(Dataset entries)
-*-

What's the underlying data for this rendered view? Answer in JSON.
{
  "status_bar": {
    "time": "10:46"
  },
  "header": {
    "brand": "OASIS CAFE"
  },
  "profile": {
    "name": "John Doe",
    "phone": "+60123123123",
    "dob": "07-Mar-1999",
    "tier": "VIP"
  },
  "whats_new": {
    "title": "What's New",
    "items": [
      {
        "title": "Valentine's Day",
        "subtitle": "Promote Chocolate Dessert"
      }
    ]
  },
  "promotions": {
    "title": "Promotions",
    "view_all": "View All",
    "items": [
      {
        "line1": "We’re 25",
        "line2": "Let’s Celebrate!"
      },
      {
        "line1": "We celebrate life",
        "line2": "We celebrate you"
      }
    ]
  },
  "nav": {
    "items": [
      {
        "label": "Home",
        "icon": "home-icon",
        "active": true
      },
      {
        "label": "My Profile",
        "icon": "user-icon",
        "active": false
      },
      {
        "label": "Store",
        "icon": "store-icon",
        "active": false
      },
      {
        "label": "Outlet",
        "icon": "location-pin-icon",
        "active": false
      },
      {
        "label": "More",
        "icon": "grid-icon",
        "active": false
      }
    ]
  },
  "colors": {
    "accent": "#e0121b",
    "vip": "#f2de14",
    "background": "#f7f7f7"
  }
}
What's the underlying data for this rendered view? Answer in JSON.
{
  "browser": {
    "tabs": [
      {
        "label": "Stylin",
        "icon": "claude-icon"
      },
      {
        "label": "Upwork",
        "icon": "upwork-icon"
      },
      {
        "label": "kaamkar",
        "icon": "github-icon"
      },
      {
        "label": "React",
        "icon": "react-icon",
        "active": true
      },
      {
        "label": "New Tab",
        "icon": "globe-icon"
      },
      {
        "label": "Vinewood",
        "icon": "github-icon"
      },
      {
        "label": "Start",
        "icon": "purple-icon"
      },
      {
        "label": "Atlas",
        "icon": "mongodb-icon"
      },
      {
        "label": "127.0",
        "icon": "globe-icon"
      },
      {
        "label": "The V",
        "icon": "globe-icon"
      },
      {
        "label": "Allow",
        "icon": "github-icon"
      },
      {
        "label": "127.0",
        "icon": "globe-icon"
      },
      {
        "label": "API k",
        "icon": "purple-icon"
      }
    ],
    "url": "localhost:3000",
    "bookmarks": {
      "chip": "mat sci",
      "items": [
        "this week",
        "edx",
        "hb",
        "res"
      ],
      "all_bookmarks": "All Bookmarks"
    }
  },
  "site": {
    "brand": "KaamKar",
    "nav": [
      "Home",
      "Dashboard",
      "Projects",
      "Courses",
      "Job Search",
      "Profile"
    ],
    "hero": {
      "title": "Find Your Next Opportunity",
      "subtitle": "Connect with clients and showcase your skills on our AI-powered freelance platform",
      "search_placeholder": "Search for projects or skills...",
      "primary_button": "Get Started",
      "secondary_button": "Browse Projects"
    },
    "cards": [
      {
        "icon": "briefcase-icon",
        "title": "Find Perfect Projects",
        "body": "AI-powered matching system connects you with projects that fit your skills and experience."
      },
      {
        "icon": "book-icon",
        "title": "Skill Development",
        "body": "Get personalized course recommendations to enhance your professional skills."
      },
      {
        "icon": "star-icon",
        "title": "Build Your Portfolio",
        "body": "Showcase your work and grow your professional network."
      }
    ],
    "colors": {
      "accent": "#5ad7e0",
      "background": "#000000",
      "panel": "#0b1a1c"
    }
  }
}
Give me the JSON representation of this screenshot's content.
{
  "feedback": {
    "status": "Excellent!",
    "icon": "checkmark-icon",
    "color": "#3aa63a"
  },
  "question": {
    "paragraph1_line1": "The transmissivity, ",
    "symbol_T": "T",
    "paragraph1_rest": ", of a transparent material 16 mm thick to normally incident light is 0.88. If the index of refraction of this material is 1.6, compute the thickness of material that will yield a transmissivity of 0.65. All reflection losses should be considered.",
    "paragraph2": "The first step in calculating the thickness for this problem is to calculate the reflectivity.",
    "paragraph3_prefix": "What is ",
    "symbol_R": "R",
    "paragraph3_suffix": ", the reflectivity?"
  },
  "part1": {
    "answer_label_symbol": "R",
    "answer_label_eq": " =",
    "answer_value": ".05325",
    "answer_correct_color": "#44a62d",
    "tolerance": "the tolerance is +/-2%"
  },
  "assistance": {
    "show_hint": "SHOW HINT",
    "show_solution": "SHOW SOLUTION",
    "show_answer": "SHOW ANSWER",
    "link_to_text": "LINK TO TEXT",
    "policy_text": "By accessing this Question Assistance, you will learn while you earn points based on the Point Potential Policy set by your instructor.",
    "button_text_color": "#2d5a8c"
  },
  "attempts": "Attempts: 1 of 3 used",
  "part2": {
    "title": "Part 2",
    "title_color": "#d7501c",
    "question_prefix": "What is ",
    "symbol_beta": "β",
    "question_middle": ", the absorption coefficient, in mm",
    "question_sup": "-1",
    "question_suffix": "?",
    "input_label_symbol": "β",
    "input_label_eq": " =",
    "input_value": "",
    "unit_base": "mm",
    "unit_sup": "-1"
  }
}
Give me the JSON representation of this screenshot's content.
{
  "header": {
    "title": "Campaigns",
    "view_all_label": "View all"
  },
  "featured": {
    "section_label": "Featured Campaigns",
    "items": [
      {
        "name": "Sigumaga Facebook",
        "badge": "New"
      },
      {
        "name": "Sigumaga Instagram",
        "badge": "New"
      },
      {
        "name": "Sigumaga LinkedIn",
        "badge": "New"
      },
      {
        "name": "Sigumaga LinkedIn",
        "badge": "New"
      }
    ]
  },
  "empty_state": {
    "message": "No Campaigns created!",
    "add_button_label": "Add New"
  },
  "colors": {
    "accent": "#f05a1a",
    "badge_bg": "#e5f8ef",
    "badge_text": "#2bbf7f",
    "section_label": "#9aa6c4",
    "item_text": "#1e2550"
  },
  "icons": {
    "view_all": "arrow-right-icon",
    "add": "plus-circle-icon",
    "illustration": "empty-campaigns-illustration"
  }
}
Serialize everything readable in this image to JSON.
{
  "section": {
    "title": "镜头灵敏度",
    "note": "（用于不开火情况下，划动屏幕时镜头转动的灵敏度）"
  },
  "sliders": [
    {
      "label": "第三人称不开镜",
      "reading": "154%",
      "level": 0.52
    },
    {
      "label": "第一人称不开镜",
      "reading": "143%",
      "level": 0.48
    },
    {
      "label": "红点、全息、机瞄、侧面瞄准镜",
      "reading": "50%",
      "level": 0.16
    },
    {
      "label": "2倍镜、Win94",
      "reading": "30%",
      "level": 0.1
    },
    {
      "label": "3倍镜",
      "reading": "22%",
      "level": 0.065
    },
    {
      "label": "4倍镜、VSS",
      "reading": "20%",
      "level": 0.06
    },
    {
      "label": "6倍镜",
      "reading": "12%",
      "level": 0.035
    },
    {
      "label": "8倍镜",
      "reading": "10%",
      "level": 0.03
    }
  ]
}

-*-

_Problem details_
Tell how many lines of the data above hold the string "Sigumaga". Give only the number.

_Result of the task_
4